* **WHAT IS BEING ASKED**:
Output all of the data exactly as it appears, but leave out any pictures it contains.
◇ ◇ ◇ ◇
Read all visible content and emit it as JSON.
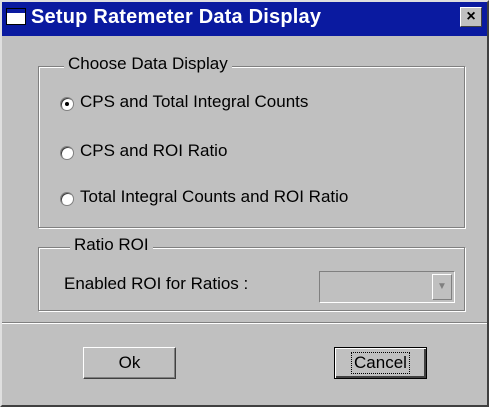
{
  "window": {
    "title": "Setup Ratemeter Data Display",
    "close_glyph": "×"
  },
  "choose_group": {
    "legend": "Choose Data Display",
    "options": [
      {
        "label": "CPS and Total Integral Counts",
        "selected": true
      },
      {
        "label": "CPS and ROI Ratio",
        "selected": false
      },
      {
        "label": "Total Integral Counts and ROI Ratio",
        "selected": false
      }
    ]
  },
  "ratio_group": {
    "legend": "Ratio ROI",
    "field_label": "Enabled ROI for Ratios :",
    "combo_value": "",
    "combo_enabled": false
  },
  "buttons": {
    "ok_label": "Ok",
    "cancel_label": "Cancel"
  },
  "icons": {
    "window_icon": "window-icon",
    "close": "close-icon",
    "combo_arrow": "chevron-down-icon"
  }
}
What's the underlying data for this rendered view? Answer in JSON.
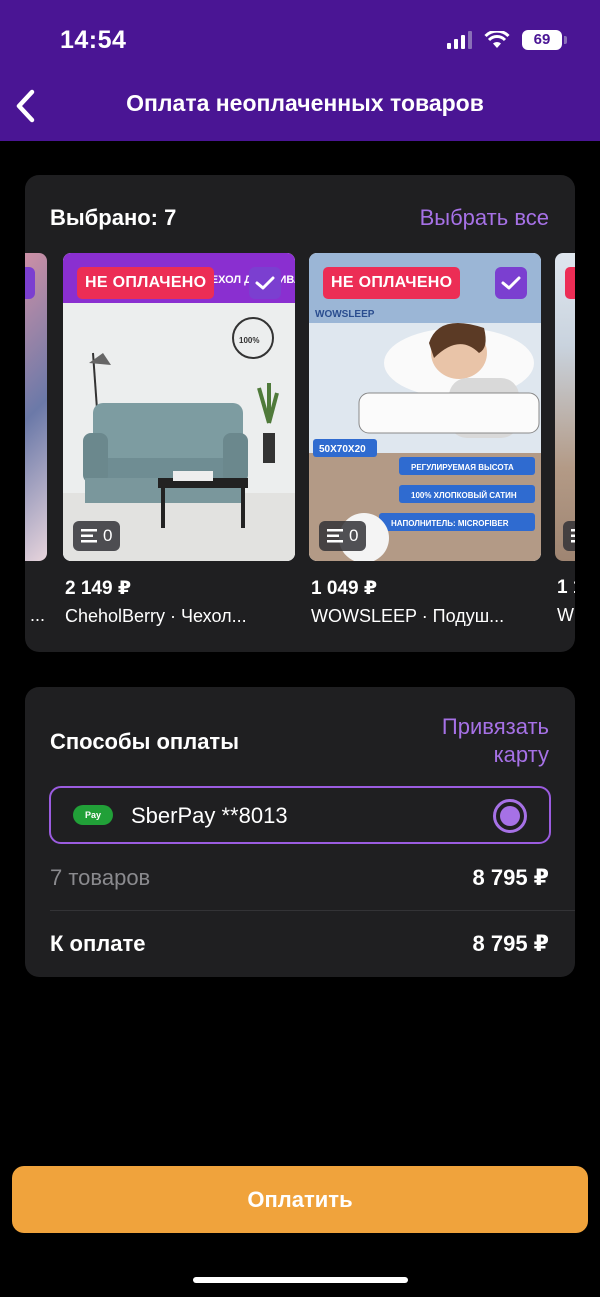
{
  "status_bar": {
    "time": "14:54",
    "battery": "69"
  },
  "header": {
    "title": "Оплата неоплаченных товаров"
  },
  "selection": {
    "selected_label": "Выбрано: 7",
    "select_all": "Выбрать все"
  },
  "products": [
    {
      "badge": "НЕ ОПЛАЧЕНО",
      "count": "0",
      "price": "2 149 ₽",
      "name": "CheholBerry · Чехол...",
      "thumb_text": "ЧЕХОЛ ДЛЯ ДИВАНА"
    },
    {
      "badge": "НЕ ОПЛАЧЕНО",
      "count": "0",
      "price": "1 049 ₽",
      "name": "WOWSLEEP · Подуш...",
      "thumb_brand": "WOWSLEEP",
      "thumb_size": "50X70X20",
      "thumb_f1": "РЕГУЛИРУЕМАЯ ВЫСОТА",
      "thumb_f2": "100% ХЛОПКОВЫЙ САТИН",
      "thumb_f3": "НАПОЛНИТЕЛЬ: MICROFIBER"
    }
  ],
  "partial": {
    "left_price_tail": "...",
    "right_price": "1 1",
    "right_name": "W"
  },
  "payment": {
    "title": "Способы оплаты",
    "bind_card": "Привязать карту",
    "method_logo": "Pay",
    "method": "SberPay **8013",
    "items_label": "7 товаров",
    "items_total": "8 795 ₽",
    "due_label": "К оплате",
    "due_total": "8 795 ₽"
  },
  "pay_button": "Оплатить",
  "colors": {
    "header": "#4a1594",
    "accent": "#a671e6",
    "badge": "#ec2d55",
    "button": "#f0a33c"
  }
}
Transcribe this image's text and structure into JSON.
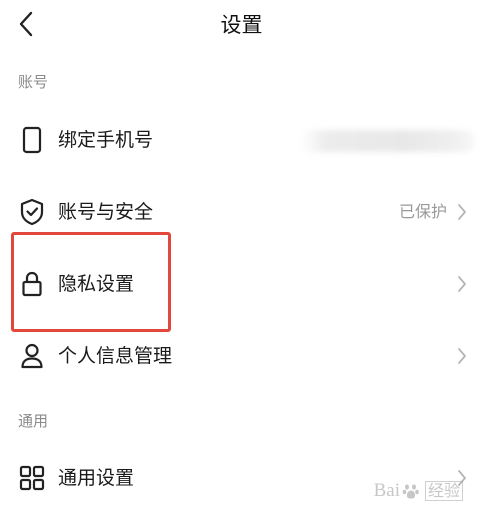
{
  "header": {
    "title": "设置",
    "back_icon": "chevron-left-icon"
  },
  "sections": {
    "account": {
      "label": "账号",
      "items": [
        {
          "label": "绑定手机号",
          "icon": "phone-icon",
          "value": ""
        },
        {
          "label": "账号与安全",
          "icon": "shield-check-icon",
          "value": "已保护"
        },
        {
          "label": "隐私设置",
          "icon": "lock-icon",
          "value": ""
        },
        {
          "label": "个人信息管理",
          "icon": "person-icon",
          "value": ""
        }
      ]
    },
    "general": {
      "label": "通用",
      "items": [
        {
          "label": "通用设置",
          "icon": "grid-icon",
          "value": ""
        }
      ]
    }
  },
  "watermark": {
    "text_left": "Bai",
    "text_right": "经验"
  },
  "colors": {
    "highlight": "#e2473b",
    "secondary_text": "#9a9a9a",
    "section_label": "#8a8a8a"
  }
}
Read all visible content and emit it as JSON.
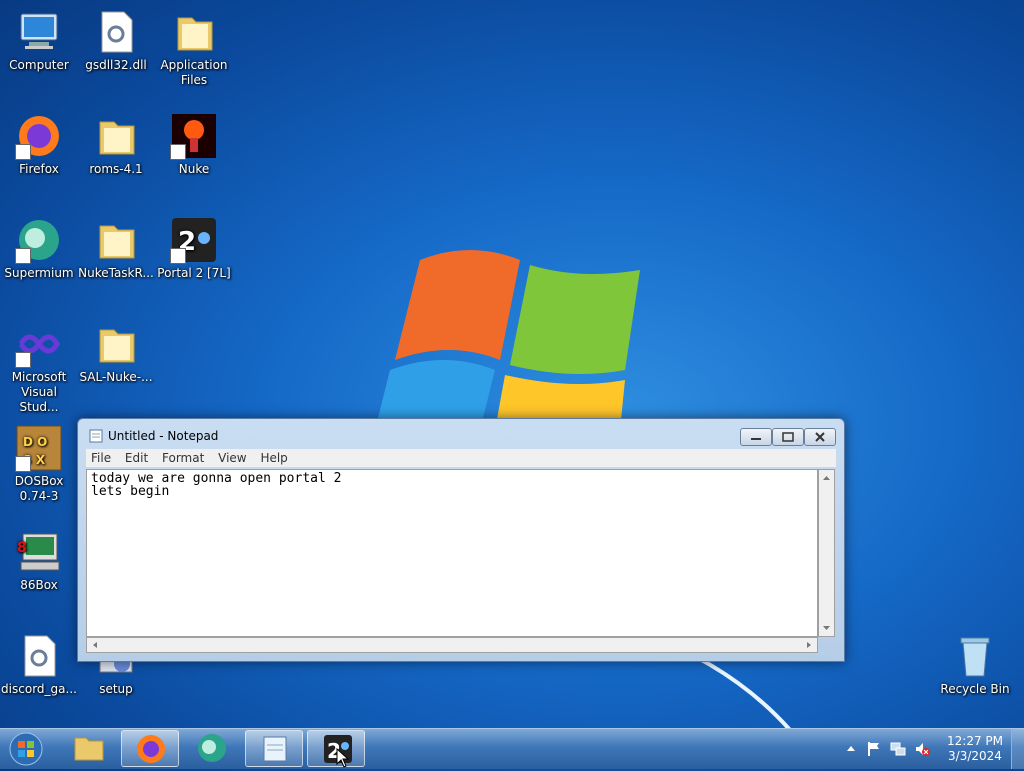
{
  "desktop": {
    "icons": [
      {
        "label": "Computer",
        "icon": "computer-icon"
      },
      {
        "label": "gsdll32.dll",
        "icon": "dll-file-icon"
      },
      {
        "label": "Application Files",
        "icon": "folder-icon"
      },
      {
        "label": "Firefox",
        "icon": "firefox-icon"
      },
      {
        "label": "roms-4.1",
        "icon": "folder-icon"
      },
      {
        "label": "Nuke",
        "icon": "nuke-icon"
      },
      {
        "label": "Supermium",
        "icon": "supermium-icon"
      },
      {
        "label": "NukeTaskR...",
        "icon": "folder-icon"
      },
      {
        "label": "Portal 2 [7L]",
        "icon": "portal2-icon"
      },
      {
        "label": "Microsoft Visual Stud...",
        "icon": "visual-studio-icon"
      },
      {
        "label": "SAL-Nuke-...",
        "icon": "folder-icon"
      },
      {
        "label": "DOSBox 0.74-3",
        "icon": "dosbox-icon"
      },
      {
        "label": "86Box",
        "icon": "86box-icon"
      },
      {
        "label": "discord_ga...",
        "icon": "dll-file-icon"
      },
      {
        "label": "setup",
        "icon": "setup-icon"
      },
      {
        "label": "Recycle Bin",
        "icon": "recycle-bin-icon"
      }
    ]
  },
  "notepad": {
    "title": "Untitled - Notepad",
    "menu": [
      "File",
      "Edit",
      "Format",
      "View",
      "Help"
    ],
    "content": "today we are gonna open portal 2\nlets begin"
  },
  "taskbar": {
    "buttons": [
      {
        "icon": "windows-explorer-icon"
      },
      {
        "icon": "firefox-icon"
      },
      {
        "icon": "supermium-icon"
      },
      {
        "icon": "notepad-icon"
      },
      {
        "icon": "portal2-icon",
        "active": true
      }
    ],
    "clock": {
      "time": "12:27 PM",
      "date": "3/3/2024"
    },
    "tray": [
      "show-hidden-icons-icon",
      "action-center-flag-icon",
      "network-icon",
      "volume-muted-icon"
    ]
  },
  "colors": {
    "desktop": "#1569c7",
    "taskbar": "#3f77b8"
  }
}
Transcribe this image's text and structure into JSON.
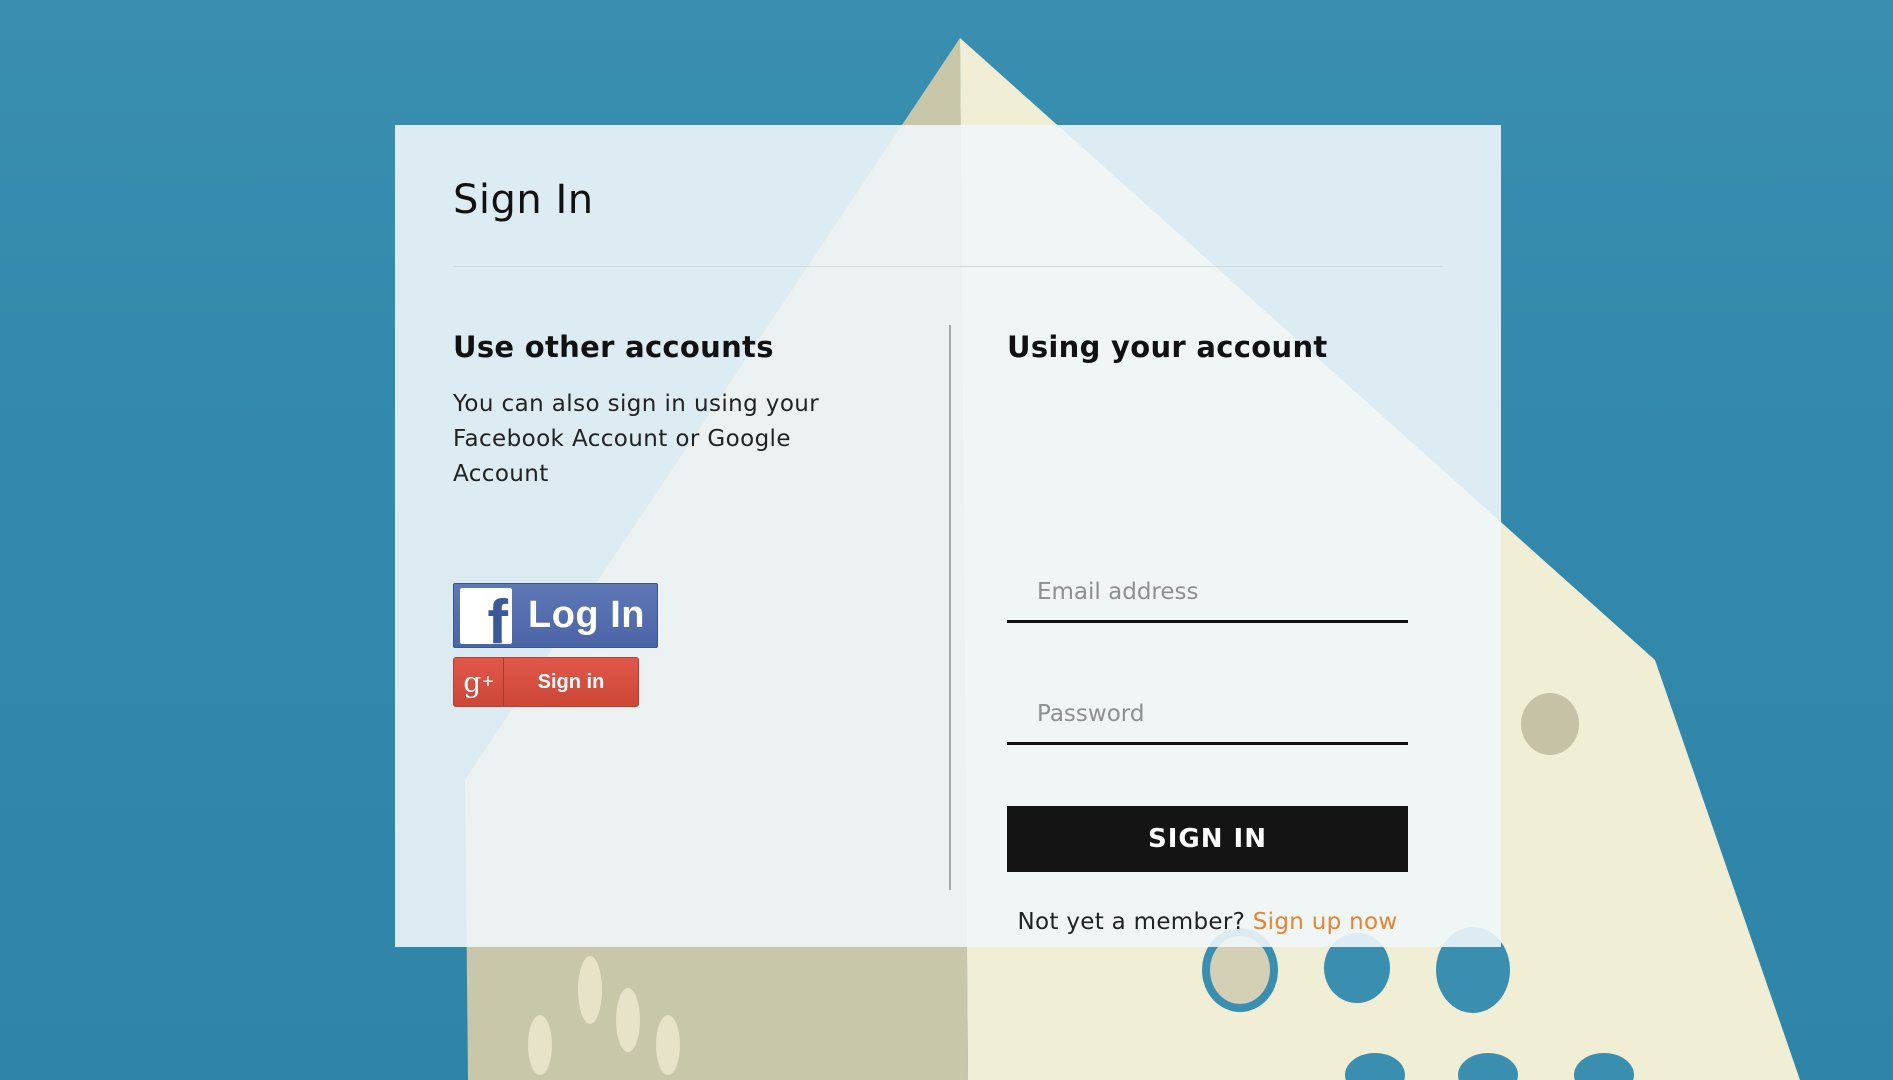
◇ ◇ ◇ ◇
* **TASK OUTPUT**:
Read all visible content and emit it as JSON.
{
  "window": {
    "title": "Setup Ratemeter Data Display",
    "close_glyph": "×"
  },
  "choose_group": {
    "legend": "Choose Data Display",
    "options": [
      {
        "label": "CPS and Total Integral Counts",
        "selected": true
      },
      {
        "label": "CPS and ROI Ratio",
        "selected": false
      },
      {
        "label": "Total Integral Counts and ROI Ratio",
        "selected": false
      }
    ]
  },
  "ratio_group": {
    "legend": "Ratio ROI",
    "field_label": "Enabled ROI for Ratios :",
    "combo_value": "",
    "combo_enabled": false
  },
  "buttons": {
    "ok_label": "Ok",
    "cancel_label": "Cancel"
  },
  "icons": {
    "window_icon": "window-icon",
    "close": "close-icon",
    "combo_arrow": "chevron-down-icon"
  }
}
What's the underlying data for this rendered view? Answer in JSON.
{
  "status_bar": {
    "time": "14:54",
    "battery": "69"
  },
  "header": {
    "title": "Оплата неоплаченных товаров"
  },
  "selection": {
    "selected_label": "Выбрано: 7",
    "select_all": "Выбрать все"
  },
  "products": [
    {
      "badge": "НЕ ОПЛАЧЕНО",
      "count": "0",
      "price": "2 149 ₽",
      "name": "CheholBerry · Чехол...",
      "thumb_text": "ЧЕХОЛ ДЛЯ ДИВАНА"
    },
    {
      "badge": "НЕ ОПЛАЧЕНО",
      "count": "0",
      "price": "1 049 ₽",
      "name": "WOWSLEEP · Подуш...",
      "thumb_brand": "WOWSLEEP",
      "thumb_size": "50X70X20",
      "thumb_f1": "РЕГУЛИРУЕМАЯ ВЫСОТА",
      "thumb_f2": "100% ХЛОПКОВЫЙ САТИН",
      "thumb_f3": "НАПОЛНИТЕЛЬ: MICROFIBER"
    }
  ],
  "partial": {
    "left_price_tail": "...",
    "right_price": "1 1",
    "right_name": "W"
  },
  "payment": {
    "title": "Способы оплаты",
    "bind_card": "Привязать карту",
    "method_logo": "Pay",
    "method": "SberPay **8013",
    "items_label": "7 товаров",
    "items_total": "8 795 ₽",
    "due_label": "К оплате",
    "due_total": "8 795 ₽"
  },
  "pay_button": "Оплатить",
  "colors": {
    "header": "#4a1594",
    "accent": "#a671e6",
    "badge": "#ec2d55",
    "button": "#f0a33c"
  }
}
Transcribe this image's text and structure into JSON.
{
  "header": {
    "title": "设置",
    "back_icon": "chevron-left-icon"
  },
  "sections": {
    "account": {
      "label": "账号",
      "items": [
        {
          "label": "绑定手机号",
          "icon": "phone-icon",
          "value": ""
        },
        {
          "label": "账号与安全",
          "icon": "shield-check-icon",
          "value": "已保护"
        },
        {
          "label": "隐私设置",
          "icon": "lock-icon",
          "value": ""
        },
        {
          "label": "个人信息管理",
          "icon": "person-icon",
          "value": ""
        }
      ]
    },
    "general": {
      "label": "通用",
      "items": [
        {
          "label": "通用设置",
          "icon": "grid-icon",
          "value": ""
        }
      ]
    }
  },
  "watermark": {
    "text_left": "Bai",
    "text_right": "经验"
  },
  "colors": {
    "highlight": "#e2473b",
    "secondary_text": "#9a9a9a",
    "section_label": "#8a8a8a"
  }
}
Read all visible content and emit it as JSON.
{
  "desktop": {
    "icons": [
      {
        "label": "Computer",
        "icon": "computer-icon"
      },
      {
        "label": "gsdll32.dll",
        "icon": "dll-file-icon"
      },
      {
        "label": "Application Files",
        "icon": "folder-icon"
      },
      {
        "label": "Firefox",
        "icon": "firefox-icon"
      },
      {
        "label": "roms-4.1",
        "icon": "folder-icon"
      },
      {
        "label": "Nuke",
        "icon": "nuke-icon"
      },
      {
        "label": "Supermium",
        "icon": "supermium-icon"
      },
      {
        "label": "NukeTaskR...",
        "icon": "folder-icon"
      },
      {
        "label": "Portal 2 [7L]",
        "icon": "portal2-icon"
      },
      {
        "label": "Microsoft Visual Stud...",
        "icon": "visual-studio-icon"
      },
      {
        "label": "SAL-Nuke-...",
        "icon": "folder-icon"
      },
      {
        "label": "DOSBox 0.74-3",
        "icon": "dosbox-icon"
      },
      {
        "label": "86Box",
        "icon": "86box-icon"
      },
      {
        "label": "discord_ga...",
        "icon": "dll-file-icon"
      },
      {
        "label": "setup",
        "icon": "setup-icon"
      },
      {
        "label": "Recycle Bin",
        "icon": "recycle-bin-icon"
      }
    ]
  },
  "notepad": {
    "title": "Untitled - Notepad",
    "menu": [
      "File",
      "Edit",
      "Format",
      "View",
      "Help"
    ],
    "content": "today we are gonna open portal 2\nlets begin"
  },
  "taskbar": {
    "buttons": [
      {
        "icon": "windows-explorer-icon"
      },
      {
        "icon": "firefox-icon"
      },
      {
        "icon": "supermium-icon"
      },
      {
        "icon": "notepad-icon"
      },
      {
        "icon": "portal2-icon",
        "active": true
      }
    ],
    "clock": {
      "time": "12:27 PM",
      "date": "3/3/2024"
    },
    "tray": [
      "show-hidden-icons-icon",
      "action-center-flag-icon",
      "network-icon",
      "volume-muted-icon"
    ]
  },
  "colors": {
    "desktop": "#1569c7",
    "taskbar": "#3f77b8"
  }
}
Transcribe this image's text and structure into JSON.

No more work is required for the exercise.